Extracted records
◇ ◇ ◇ ◇ ◇ ◇ ◇

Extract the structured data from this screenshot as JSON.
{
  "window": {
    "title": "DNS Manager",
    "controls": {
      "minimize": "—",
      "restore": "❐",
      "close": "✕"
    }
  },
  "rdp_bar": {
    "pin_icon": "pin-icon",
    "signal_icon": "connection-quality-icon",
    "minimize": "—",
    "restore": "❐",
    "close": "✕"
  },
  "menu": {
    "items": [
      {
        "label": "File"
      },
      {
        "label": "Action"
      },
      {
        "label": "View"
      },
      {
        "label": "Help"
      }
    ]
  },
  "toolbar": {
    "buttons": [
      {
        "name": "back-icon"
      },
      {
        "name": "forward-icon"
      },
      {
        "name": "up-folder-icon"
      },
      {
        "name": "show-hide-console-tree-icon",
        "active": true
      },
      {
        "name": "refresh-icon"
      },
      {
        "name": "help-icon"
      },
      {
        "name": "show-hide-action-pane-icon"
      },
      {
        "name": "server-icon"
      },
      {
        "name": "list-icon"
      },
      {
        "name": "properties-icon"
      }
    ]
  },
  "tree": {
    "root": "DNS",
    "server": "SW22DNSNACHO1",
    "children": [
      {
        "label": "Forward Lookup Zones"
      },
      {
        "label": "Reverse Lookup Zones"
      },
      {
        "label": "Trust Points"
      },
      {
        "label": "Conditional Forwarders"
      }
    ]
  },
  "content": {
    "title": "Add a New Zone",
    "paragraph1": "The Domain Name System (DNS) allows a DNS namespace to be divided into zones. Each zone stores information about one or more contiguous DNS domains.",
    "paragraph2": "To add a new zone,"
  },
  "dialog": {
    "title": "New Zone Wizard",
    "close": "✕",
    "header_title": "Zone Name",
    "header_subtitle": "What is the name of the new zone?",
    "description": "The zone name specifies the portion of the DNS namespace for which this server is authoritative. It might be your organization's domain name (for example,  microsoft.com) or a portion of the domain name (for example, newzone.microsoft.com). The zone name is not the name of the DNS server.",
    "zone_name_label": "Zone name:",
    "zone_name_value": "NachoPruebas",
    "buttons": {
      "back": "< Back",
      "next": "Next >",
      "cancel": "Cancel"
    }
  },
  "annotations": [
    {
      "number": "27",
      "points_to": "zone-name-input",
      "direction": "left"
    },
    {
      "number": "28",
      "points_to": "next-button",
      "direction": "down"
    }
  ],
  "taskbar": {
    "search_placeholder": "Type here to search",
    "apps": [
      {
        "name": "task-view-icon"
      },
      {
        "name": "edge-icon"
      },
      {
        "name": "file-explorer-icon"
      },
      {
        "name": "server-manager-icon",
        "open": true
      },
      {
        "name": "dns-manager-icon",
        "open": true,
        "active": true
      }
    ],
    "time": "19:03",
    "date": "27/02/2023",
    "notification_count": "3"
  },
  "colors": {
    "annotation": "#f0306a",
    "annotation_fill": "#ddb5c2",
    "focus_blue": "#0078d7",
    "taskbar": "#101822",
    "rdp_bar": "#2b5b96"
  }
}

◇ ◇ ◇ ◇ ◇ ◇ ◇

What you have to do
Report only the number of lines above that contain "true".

Answer box
4